|Todd Gurley||Darrell Henderson|
Gurley's workload will be reduced in 2019, turning him into more of a low-end RB1 in fantasy while instantly creating a role for Henderson. If Gurley's knee causes him to miss time, Henderson and Brown would share duties in one of the league's top rushing attacks. Don't be afraid to draft either just to see how this situation plays out.
|Joe Mixon||Giovani Bernard|
Bernard is one of the league's most reliable replacements, delivering borderline RB1 numbers whenever Cincy's lead back has missed time. Bernard racked up 182 yards from scrimmage and three touchdowns in his two starts last season. This could be his final run with the Bengals as he heads into a contract year.

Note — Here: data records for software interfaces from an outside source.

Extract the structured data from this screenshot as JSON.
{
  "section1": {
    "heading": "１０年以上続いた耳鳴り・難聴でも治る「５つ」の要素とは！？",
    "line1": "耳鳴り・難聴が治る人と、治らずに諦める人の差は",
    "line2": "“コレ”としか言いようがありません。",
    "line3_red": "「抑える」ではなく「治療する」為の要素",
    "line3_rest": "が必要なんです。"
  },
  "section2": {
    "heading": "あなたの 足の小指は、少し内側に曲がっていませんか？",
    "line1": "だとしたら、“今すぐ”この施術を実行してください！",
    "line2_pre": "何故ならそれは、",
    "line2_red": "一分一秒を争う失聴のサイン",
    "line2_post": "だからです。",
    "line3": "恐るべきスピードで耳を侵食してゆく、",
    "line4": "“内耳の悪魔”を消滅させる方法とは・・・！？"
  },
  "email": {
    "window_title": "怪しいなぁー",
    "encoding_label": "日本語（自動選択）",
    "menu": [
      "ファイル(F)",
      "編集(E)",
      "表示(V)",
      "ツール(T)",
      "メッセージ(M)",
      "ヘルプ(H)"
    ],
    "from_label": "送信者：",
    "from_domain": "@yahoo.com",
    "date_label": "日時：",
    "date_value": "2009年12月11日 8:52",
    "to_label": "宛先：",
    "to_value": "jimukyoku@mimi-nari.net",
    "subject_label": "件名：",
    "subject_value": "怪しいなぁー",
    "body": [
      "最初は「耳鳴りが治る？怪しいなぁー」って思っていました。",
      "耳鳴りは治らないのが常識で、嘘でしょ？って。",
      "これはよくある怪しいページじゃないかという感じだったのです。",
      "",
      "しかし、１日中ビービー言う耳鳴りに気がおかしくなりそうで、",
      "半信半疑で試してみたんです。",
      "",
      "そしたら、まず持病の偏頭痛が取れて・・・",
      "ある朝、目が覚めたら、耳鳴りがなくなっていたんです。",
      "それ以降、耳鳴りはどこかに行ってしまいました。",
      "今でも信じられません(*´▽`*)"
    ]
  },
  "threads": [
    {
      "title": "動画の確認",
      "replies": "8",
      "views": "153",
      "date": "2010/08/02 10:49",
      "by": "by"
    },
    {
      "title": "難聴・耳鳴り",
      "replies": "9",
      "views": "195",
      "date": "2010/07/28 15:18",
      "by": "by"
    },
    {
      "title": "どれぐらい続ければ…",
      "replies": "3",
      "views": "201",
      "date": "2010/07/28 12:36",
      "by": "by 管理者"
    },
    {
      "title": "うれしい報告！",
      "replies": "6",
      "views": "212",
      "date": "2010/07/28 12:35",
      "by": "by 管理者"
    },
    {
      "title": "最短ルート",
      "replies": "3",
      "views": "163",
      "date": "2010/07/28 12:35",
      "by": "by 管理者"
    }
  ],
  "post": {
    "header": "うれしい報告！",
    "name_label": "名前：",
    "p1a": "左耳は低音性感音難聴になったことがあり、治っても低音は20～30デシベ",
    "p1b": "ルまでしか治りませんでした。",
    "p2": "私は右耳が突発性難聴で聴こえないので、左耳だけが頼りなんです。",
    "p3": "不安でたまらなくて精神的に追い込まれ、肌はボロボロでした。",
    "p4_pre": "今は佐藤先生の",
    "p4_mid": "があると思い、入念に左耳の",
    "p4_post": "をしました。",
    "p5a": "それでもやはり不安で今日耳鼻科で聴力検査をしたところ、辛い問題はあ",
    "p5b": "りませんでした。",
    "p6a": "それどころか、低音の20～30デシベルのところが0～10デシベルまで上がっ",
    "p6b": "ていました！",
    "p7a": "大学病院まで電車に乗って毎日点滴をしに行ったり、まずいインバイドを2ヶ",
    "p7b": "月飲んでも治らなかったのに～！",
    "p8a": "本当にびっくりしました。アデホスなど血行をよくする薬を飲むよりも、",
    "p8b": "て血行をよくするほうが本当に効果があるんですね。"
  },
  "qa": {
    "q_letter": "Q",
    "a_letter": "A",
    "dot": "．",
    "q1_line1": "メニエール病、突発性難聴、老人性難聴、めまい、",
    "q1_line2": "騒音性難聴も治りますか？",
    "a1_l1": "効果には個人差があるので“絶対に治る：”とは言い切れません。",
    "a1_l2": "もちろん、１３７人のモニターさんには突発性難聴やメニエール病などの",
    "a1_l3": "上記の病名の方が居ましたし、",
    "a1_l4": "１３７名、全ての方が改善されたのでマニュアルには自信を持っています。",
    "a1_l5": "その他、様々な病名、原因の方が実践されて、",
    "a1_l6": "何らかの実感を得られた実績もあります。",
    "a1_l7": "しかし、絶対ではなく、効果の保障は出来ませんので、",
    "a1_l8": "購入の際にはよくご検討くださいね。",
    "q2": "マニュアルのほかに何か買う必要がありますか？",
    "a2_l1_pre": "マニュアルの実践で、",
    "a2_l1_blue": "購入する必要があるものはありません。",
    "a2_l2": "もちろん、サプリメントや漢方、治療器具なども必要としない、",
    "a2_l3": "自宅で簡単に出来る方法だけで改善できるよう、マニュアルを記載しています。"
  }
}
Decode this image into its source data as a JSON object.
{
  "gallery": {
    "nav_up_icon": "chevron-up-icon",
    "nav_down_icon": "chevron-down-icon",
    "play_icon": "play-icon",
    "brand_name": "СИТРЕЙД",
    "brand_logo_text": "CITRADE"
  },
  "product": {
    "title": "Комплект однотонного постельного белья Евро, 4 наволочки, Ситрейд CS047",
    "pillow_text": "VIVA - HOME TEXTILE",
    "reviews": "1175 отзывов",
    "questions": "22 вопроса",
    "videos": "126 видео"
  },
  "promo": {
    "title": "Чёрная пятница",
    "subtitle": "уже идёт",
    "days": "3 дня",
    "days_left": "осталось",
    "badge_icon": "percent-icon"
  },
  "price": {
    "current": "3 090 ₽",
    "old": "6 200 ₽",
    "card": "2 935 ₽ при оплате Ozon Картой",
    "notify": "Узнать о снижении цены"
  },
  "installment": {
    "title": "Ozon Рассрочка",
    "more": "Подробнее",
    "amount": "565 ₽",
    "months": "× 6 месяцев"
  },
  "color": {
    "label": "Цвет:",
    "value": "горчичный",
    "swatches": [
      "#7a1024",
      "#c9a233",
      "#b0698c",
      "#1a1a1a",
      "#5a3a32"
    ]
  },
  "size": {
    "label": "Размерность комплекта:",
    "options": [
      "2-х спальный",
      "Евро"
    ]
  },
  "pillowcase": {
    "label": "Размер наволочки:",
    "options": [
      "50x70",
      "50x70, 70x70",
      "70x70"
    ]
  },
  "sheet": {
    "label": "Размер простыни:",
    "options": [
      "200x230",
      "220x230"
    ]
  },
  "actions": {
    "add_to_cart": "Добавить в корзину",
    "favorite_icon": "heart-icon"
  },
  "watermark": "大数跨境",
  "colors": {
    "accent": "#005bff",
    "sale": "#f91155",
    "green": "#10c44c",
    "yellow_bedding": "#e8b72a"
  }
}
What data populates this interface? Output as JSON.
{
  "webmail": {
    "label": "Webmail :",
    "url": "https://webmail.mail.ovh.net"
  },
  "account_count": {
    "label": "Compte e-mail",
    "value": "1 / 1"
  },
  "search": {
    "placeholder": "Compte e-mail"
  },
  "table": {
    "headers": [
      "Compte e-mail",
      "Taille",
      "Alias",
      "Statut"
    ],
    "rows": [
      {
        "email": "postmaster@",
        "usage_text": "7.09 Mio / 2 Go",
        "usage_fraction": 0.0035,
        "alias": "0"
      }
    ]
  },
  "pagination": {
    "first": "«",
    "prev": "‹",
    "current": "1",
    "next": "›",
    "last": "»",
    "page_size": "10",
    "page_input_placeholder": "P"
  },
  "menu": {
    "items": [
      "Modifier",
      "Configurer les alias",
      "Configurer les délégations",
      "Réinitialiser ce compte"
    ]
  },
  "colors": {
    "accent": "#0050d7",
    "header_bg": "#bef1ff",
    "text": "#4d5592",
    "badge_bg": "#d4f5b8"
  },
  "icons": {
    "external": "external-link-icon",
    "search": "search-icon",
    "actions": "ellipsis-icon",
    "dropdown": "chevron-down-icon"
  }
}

|David Johnson||Chase Edmonds|
Edmonds has impressed head coach Kliff Kingsbury, who said he expects a "really nice role" for the sophomore back. Still, it's unlikely Edmonds makes any real impact on Johnson's touches. Edmonds did show enough as a rookie for fantasy owners to stash him with confidence in the event he's thrust into a bigger role due to an injury. The Cardinals' new high-volume attack should benefit their running backs just as much as their receivers.
|David Montgomery||Mike Davis|
Davis' comments since signing in Chicago suggest he believes he'll get regular work with his new club. However, the Bears used a third-round selection on Montgomery, who profiles as a three-down option, and dynamic pass-catching threat Tarik Cohen isn't going to be completely phased out anytime soon. On the plus side for Davis, his all-around skill set allows him to serve as the backup to both Montgomery and Cohen, giving him two paths to fantasy relevance in 2019.
|Kerryon Johnson||C.J. Anderson|
Similar to the division rival Vikings, Detroit has announced its intention to power the offense with the run, which started last season and progressed with the hiring of coordinator Darrell Bevell. Anderson proved he can still make a difference after the Rams signed him as Gurley insurance in December. The veteran had at least 123 rushing yards and a score in three straight games before Gurley returned to the lineup. The Lions' attack isn't nearly as prolific as Los Angeles' and their offensive line won't be opening the same kind of holes, but Anderson needs to be owned in case he's called upon again as an emergency starter.